Website and app data records:
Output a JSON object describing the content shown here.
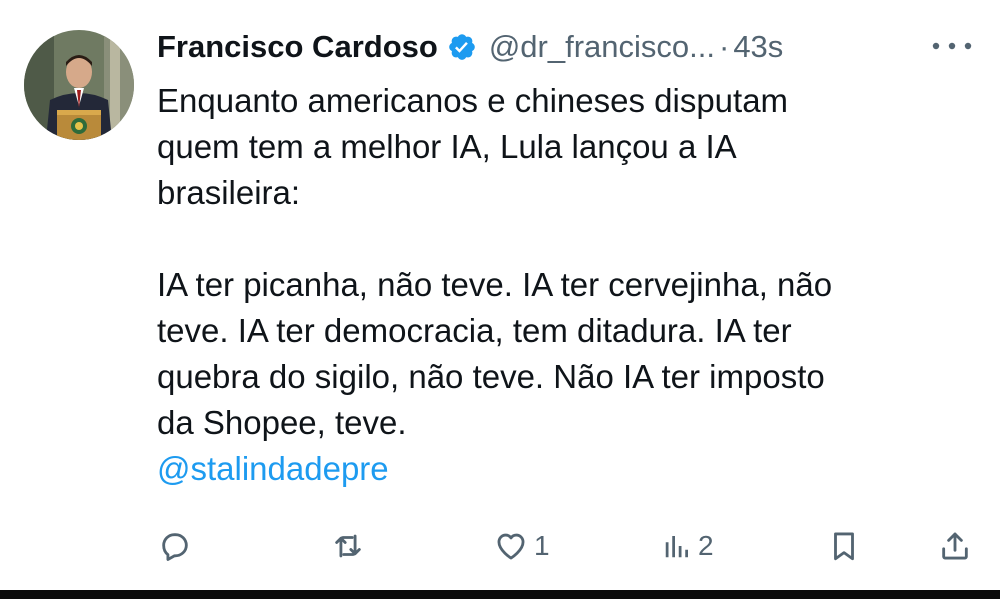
{
  "tweet": {
    "author": {
      "display_name": "Francisco Cardoso",
      "handle": "@dr_francisco...",
      "verified": true
    },
    "separator": "·",
    "timestamp": "43s",
    "text_paragraph_1": "Enquanto americanos e chineses disputam\nquem tem a melhor IA, Lula lançou a IA\nbrasileira:",
    "text_paragraph_2": "IA ter picanha, não teve. IA ter cervejinha, não\nteve. IA ter democracia, tem ditadura. IA ter\nquebra do sigilo,  não teve. Não IA ter imposto\nda Shopee, teve.",
    "mention": "@stalindadepre"
  },
  "actions": {
    "reply": {
      "icon": "reply-icon",
      "count": ""
    },
    "retweet": {
      "icon": "retweet-icon",
      "count": ""
    },
    "like": {
      "icon": "heart-icon",
      "count": "1"
    },
    "views": {
      "icon": "views-icon",
      "count": "2"
    },
    "bookmark": {
      "icon": "bookmark-icon"
    },
    "share": {
      "icon": "share-icon"
    }
  },
  "colors": {
    "text": "#0f1419",
    "secondary": "#536471",
    "link": "#1d9bf0",
    "verified": "#1d9bf0"
  }
}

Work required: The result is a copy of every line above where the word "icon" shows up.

Completed exercise:
      "icon": "reply-icon",
      "icon": "retweet-icon",
      "icon": "heart-icon",
      "icon": "views-icon",
      "icon": "bookmark-icon"
      "icon": "share-icon"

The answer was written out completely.